Data for analysis

* * *

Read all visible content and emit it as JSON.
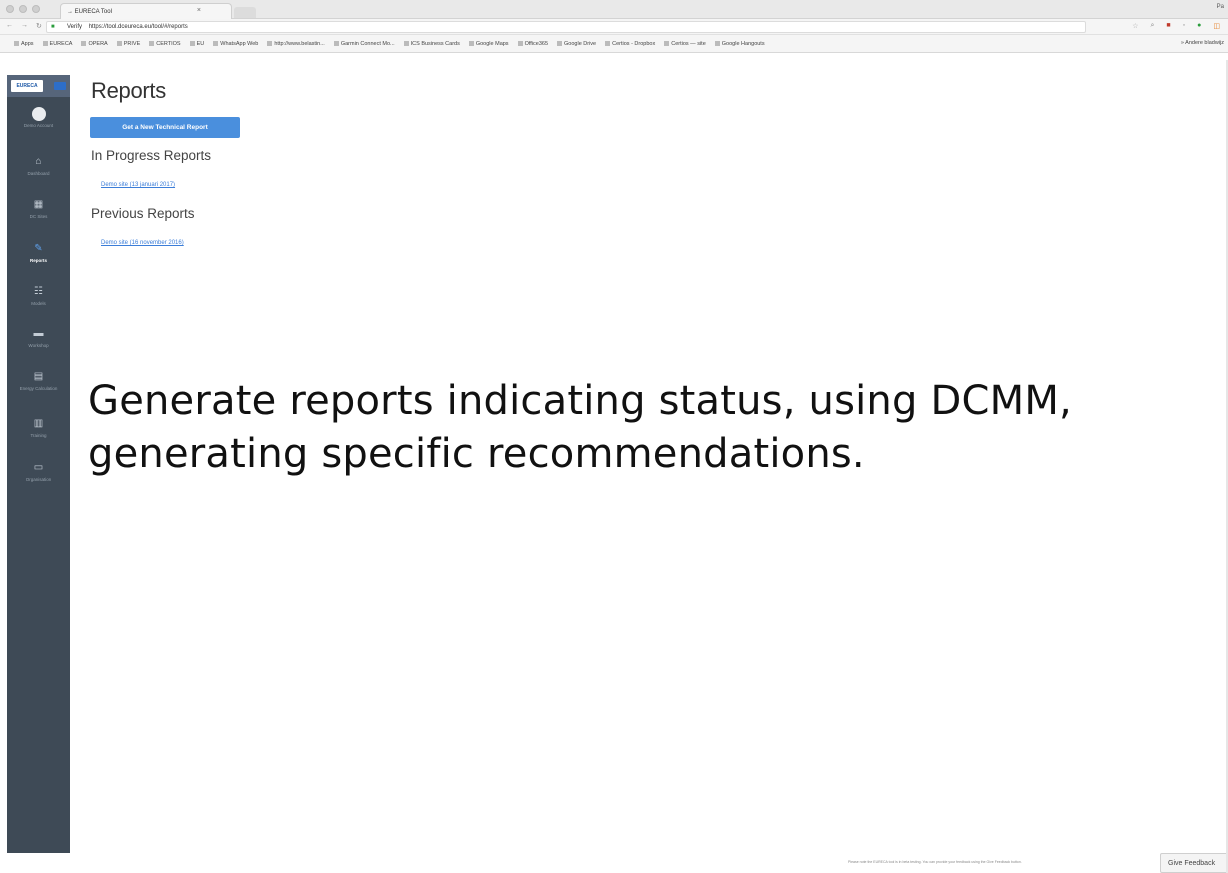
{
  "browser": {
    "tab_title": "→ EURECA Tool",
    "tab_close": "×",
    "user_name": "Pa",
    "url_prefix": "Verify",
    "url": "https://tool.dceureca.eu/tool/#/reports",
    "bookmarks": [
      "Apps",
      "EURECA",
      "OPERA",
      "PRIVE",
      "CERTIOS",
      "EU",
      "WhatsApp Web",
      "http://www.belastin...",
      "Garmin Connect Mo...",
      "ICS Business Cards",
      "Google Maps",
      "Office365",
      "Google Drive",
      "Certios - Dropbox",
      "Certios — site",
      "Google Hangouts"
    ],
    "other_bookmarks": "» Andere bladwijz"
  },
  "sidebar": {
    "logo": "EURECA",
    "items": [
      {
        "label": "Demo Account",
        "icon": "avatar"
      },
      {
        "label": "Dashboard",
        "icon": "home-icon"
      },
      {
        "label": "DC Sites",
        "icon": "building-icon"
      },
      {
        "label": "Reports",
        "icon": "edit-icon",
        "active": true
      },
      {
        "label": "Models",
        "icon": "list-icon"
      },
      {
        "label": "Workshop",
        "icon": "briefcase-icon"
      },
      {
        "label": "Energy Calculation",
        "icon": "calculator-icon"
      },
      {
        "label": "Training",
        "icon": "university-icon"
      },
      {
        "label": "Organisation",
        "icon": "document-icon"
      }
    ]
  },
  "main": {
    "title": "Reports",
    "new_report_button": "Get a New Technical Report",
    "in_progress_title": "In Progress Reports",
    "in_progress_link": "Demo site (13 januari 2017)",
    "previous_title": "Previous Reports",
    "previous_link": "Demo site (16 november 2016)"
  },
  "caption": {
    "line1": "Generate reports indicating status, using DCMM,",
    "line2": "generating specific recommendations."
  },
  "footer": {
    "note": "Please note the EURECA tool is in beta testing. You can provide your feedback using the Give Feedback button.",
    "feedback_button": "Give Feedback"
  }
}
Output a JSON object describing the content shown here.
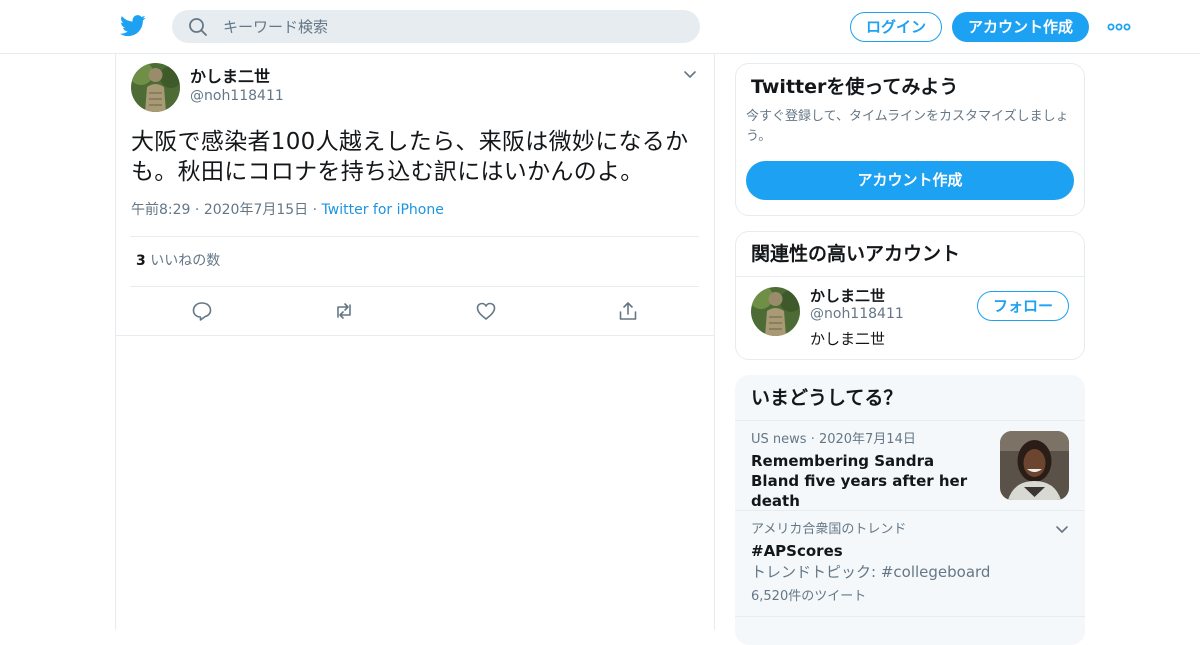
{
  "header": {
    "search_placeholder": "キーワード検索",
    "login_label": "ログイン",
    "signup_label": "アカウント作成",
    "logo_icon": "twitter-bird-icon",
    "more_icon": "more-dots-icon",
    "brand_color": "#1da1f2"
  },
  "tweet": {
    "author_name": "かしま二世",
    "author_handle": "@noh118411",
    "text": "大阪で感染者100人越えしたら、来阪は微妙になるかも。秋田にコロナを持ち込む訳にはいかんのよ。",
    "time": "午前8:29",
    "date": "2020年7月15日",
    "source": "Twitter for iPhone",
    "likes_count": "3",
    "likes_label": "いいねの数",
    "actions": [
      "reply-icon",
      "retweet-icon",
      "like-icon",
      "share-icon"
    ]
  },
  "sidebar": {
    "signup_card": {
      "title": "Twitterを使ってみよう",
      "description": "今すぐ登録して、タイムラインをカスタマイズしましょう。",
      "button": "アカウント作成"
    },
    "related": {
      "title": "関連性の高いアカウント",
      "name": "かしま二世",
      "handle": "@noh118411",
      "bio": "かしま二世",
      "follow_label": "フォロー"
    },
    "happening": {
      "title": "いまどうしてる？",
      "news": {
        "source": "US news",
        "date": "2020年7月14日",
        "headline": "Remembering Sandra Bland five years after her death"
      },
      "trend": {
        "context": "アメリカ合衆国のトレンド",
        "tag": "#APScores",
        "topic": "トレンドトピック: #collegeboard",
        "count": "6,520件のツイート"
      }
    }
  }
}
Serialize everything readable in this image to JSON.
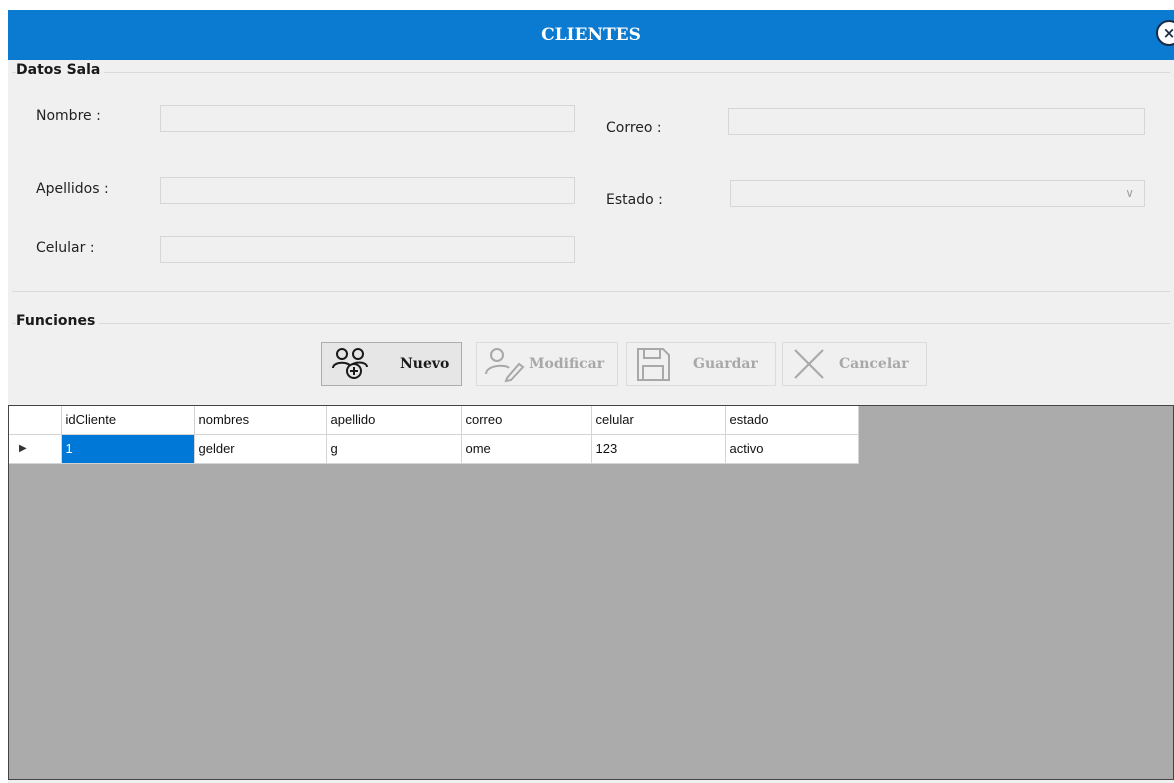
{
  "window": {
    "title": "CLIENTES",
    "close_glyph": "×"
  },
  "datos_sala": {
    "title": "Datos Sala",
    "nombre_label": "Nombre :",
    "nombre_value": "",
    "apellidos_label": "Apellidos :",
    "apellidos_value": "",
    "celular_label": "Celular :",
    "celular_value": "",
    "correo_label": "Correo :",
    "correo_value": "",
    "estado_label": "Estado :",
    "estado_value": ""
  },
  "funciones": {
    "title": "Funciones",
    "nuevo_label": "Nuevo",
    "modificar_label": "Modificar",
    "guardar_label": "Guardar",
    "cancelar_label": "Cancelar"
  },
  "grid": {
    "columns": [
      "idCliente",
      "nombres",
      "apellido",
      "correo",
      "celular",
      "estado"
    ],
    "rows": [
      {
        "indicator": "▶",
        "cells": [
          "1",
          "gelder",
          "g",
          "ome",
          "123",
          "activo"
        ]
      }
    ]
  },
  "colors": {
    "titlebar": "#0b7ad1",
    "selection": "#0078d7",
    "grid_background": "#ababab"
  }
}
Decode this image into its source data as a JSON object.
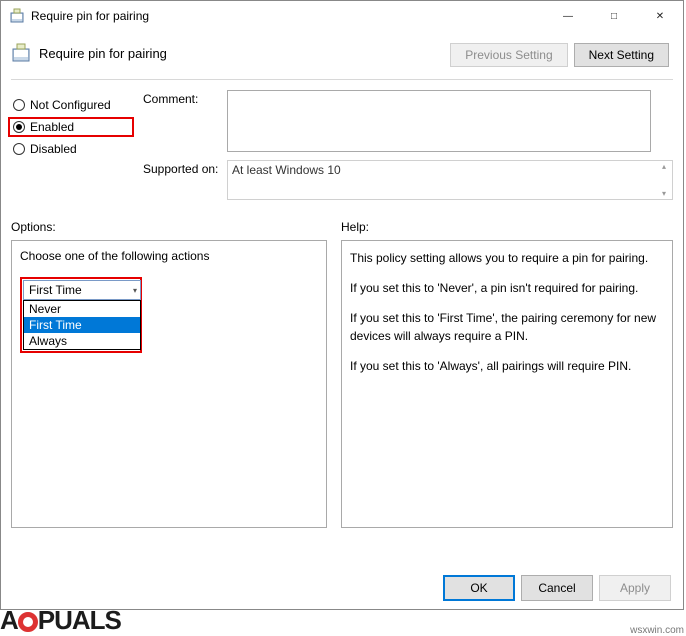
{
  "window": {
    "title": "Require pin for pairing"
  },
  "header": {
    "title": "Require pin for pairing",
    "prev_label": "Previous Setting",
    "next_label": "Next Setting"
  },
  "config": {
    "not_configured": "Not Configured",
    "enabled": "Enabled",
    "disabled": "Disabled",
    "selected": "enabled",
    "comment_label": "Comment:",
    "comment_value": "",
    "supported_label": "Supported on:",
    "supported_value": "At least Windows 10"
  },
  "panels": {
    "options_label": "Options:",
    "help_label": "Help:"
  },
  "options": {
    "prompt": "Choose one of the following actions",
    "selected_value": "First Time",
    "items": [
      "Never",
      "First Time",
      "Always"
    ],
    "highlighted_index": 1
  },
  "help": {
    "p1": "This policy setting allows you to require a pin for pairing.",
    "p2": "If you set this to 'Never', a pin isn't required for pairing.",
    "p3": "If you set this to 'First Time', the pairing ceremony for new devices will always require a PIN.",
    "p4": "If you set this to 'Always', all pairings will require PIN."
  },
  "footer": {
    "ok": "OK",
    "cancel": "Cancel",
    "apply": "Apply"
  },
  "watermark": {
    "pre": "A",
    "post": "PUALS"
  },
  "credit": "wsxwin.com"
}
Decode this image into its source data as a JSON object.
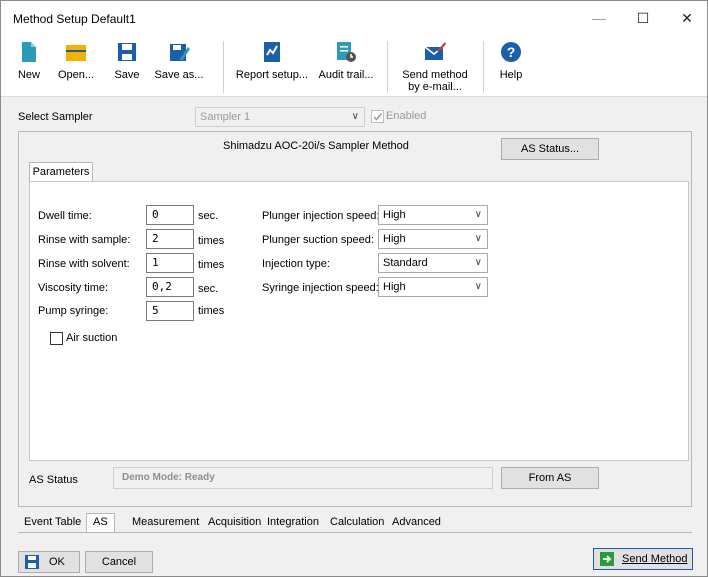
{
  "window": {
    "title": "Method Setup Default1",
    "minimize_glyph": "—",
    "maximize_glyph": "☐",
    "close_glyph": "✕"
  },
  "toolbar": {
    "items": [
      {
        "label": "New",
        "icon": "new-document-icon"
      },
      {
        "label": "Open...",
        "icon": "open-folder-icon"
      },
      {
        "label": "Save",
        "icon": "save-icon"
      },
      {
        "label": "Save as...",
        "icon": "save-as-icon"
      },
      {
        "label": "Report setup...",
        "icon": "report-setup-icon"
      },
      {
        "label": "Audit trail...",
        "icon": "audit-trail-icon"
      },
      {
        "label": "Send method by e-mail...",
        "icon": "email-method-icon"
      },
      {
        "label": "Help",
        "icon": "help-icon"
      }
    ]
  },
  "sampler": {
    "label": "Select Sampler",
    "value": "Sampler 1",
    "enabled_label": "Enabled"
  },
  "panel": {
    "title": "Shimadzu AOC-20i/s Sampler Method",
    "as_status_button": "AS Status...",
    "tab": "Parameters",
    "left_fields": [
      {
        "label": "Dwell time:",
        "value": "0",
        "unit": "sec."
      },
      {
        "label": "Rinse with sample:",
        "value": "2",
        "unit": "times"
      },
      {
        "label": "Rinse with solvent:",
        "value": "1",
        "unit": "times"
      },
      {
        "label": "Viscosity time:",
        "value": "0,2",
        "unit": "sec."
      },
      {
        "label": "Pump syringe:",
        "value": "5",
        "unit": "times"
      }
    ],
    "air_suction_label": "Air suction",
    "right_fields": [
      {
        "label": "Plunger injection speed:",
        "value": "High"
      },
      {
        "label": "Plunger suction speed:",
        "value": "High"
      },
      {
        "label": "Injection type:",
        "value": "Standard"
      },
      {
        "label": "Syringe injection speed:",
        "value": "High"
      }
    ],
    "status_label": "AS Status",
    "status_value": "Demo Mode: Ready",
    "from_as_button": "From AS"
  },
  "bottom_tabs": [
    "Event Table",
    "AS",
    "Measurement",
    "Acquisition",
    "Integration",
    "Calculation",
    "Advanced"
  ],
  "active_tab": "AS",
  "footer": {
    "ok": "OK",
    "cancel": "Cancel",
    "send_method": "Send Method"
  },
  "colors": {
    "accent_blue": "#1a5fa8",
    "icon_teal": "#2a9bb8",
    "icon_yellow": "#f2b400",
    "send_green": "#2e9a3a"
  }
}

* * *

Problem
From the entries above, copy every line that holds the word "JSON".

Response to this exercise
Read all visible content and emit it as JSON.
Output a JSON object describing the content shown here.
Serialize everything readable in this image to JSON.
Decode this image into its source data as a JSON object.
Decode this image into its source data as a JSON object.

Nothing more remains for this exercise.